Seb Coe clinched the London 2012 bid with this statement: “On behalf of the youth of today, the athletes of tomorrow and the Olympians of the future, we humbly submit the bid of London 2012.” The claim that the inspirational legacy of ‘London 2012’ would count much more than any boom in tourism or profit was something that made the London bid stand out against the likes of Paris, and back in 2005 the claim was wholly believable. New Labour’s belief in sport as a “pro-education policy, a pro-health policy, an anti-crime and anti-drugs policy” saw treasury funding double and the mere quarter of children participating in two hours of P.E. a week in 1997 transformed into nine out of ten children by 2007. Labour also oversaw the creation of 450 School Sports Partnerships (SSPs) and safeguarded a budget of £162 million to ensure its continuation. The efforts of the previous government to improve facilities and maintain funding undoubtedly played a part in the success of our athletes this summer.

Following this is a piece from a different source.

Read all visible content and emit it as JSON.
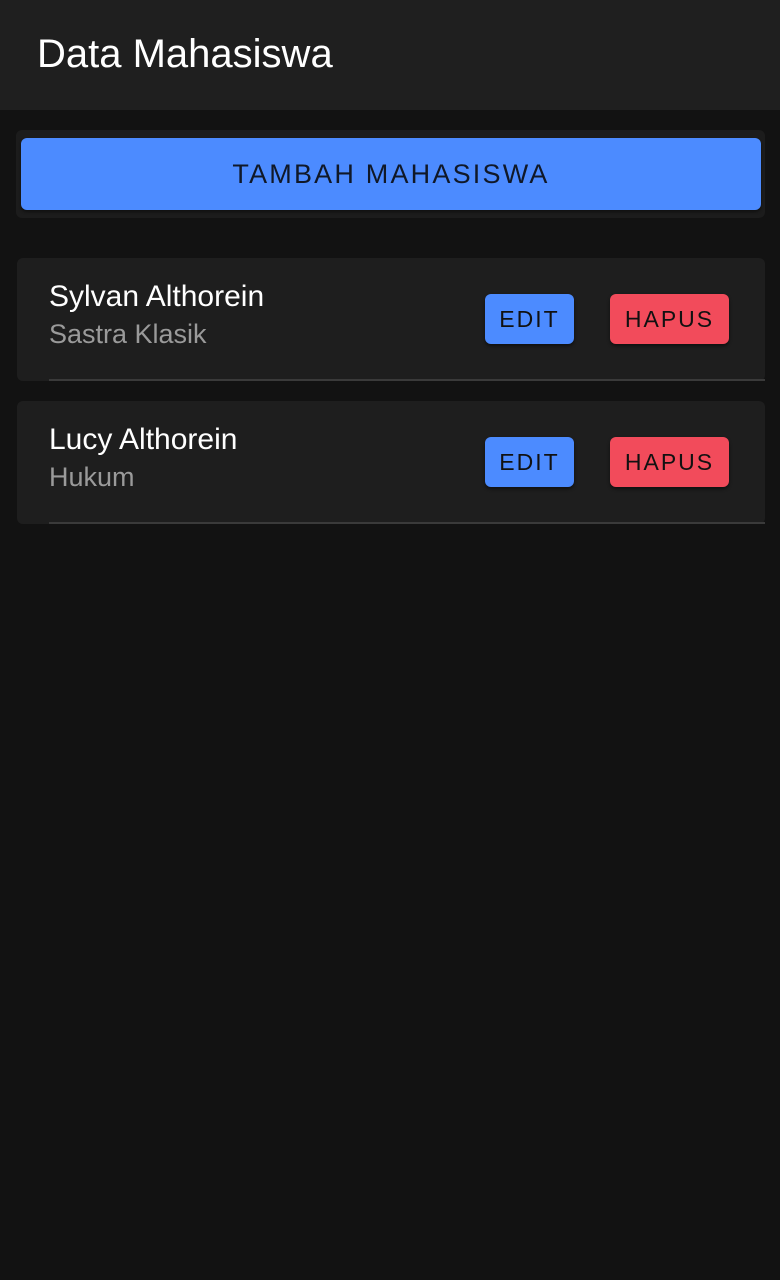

Above all the last government saw participation as the main aim of their policies, even if it was just children learning Indian dance. Participation, they hoped, would increase in line with the revival of sport after the London 2012 Games. Well now that revival has come and the hope that the games would “inspire a generation” appears to have been fulfilled, but how far can this new generation be expected to go without the guarantee of funding behind them?

Our Tory-led government cannot be totally ignorant to the power of sport, especially as they try to gain political points riding high on national celebrations; yet while Cameron and Osborne handed out medals in the Olympic stadium, the government were quietly dismantling all the progress made over the last ten to fifteen years. The £162 funding for school sport, protected by Labour, was cut in October 2010 with schools told to simply find money for sport from their existing budgets. The bare minimum of two-hours of P.E. a week for school-children has been dropped along with the government target to get one million adults participating in sport. Along with the alleged selling off of school playing fields it is becoming increasingly evident that in the Conservatives’ narrow-minded pursuit of austerity and ideological attack on public services, nothing is sacred.

So while our Prime Minister harks on about the greatness of British sport and the success of our Team GB athletes, remember that it is his administration taking away the chances of an inspired generation.

BY: Louise Hill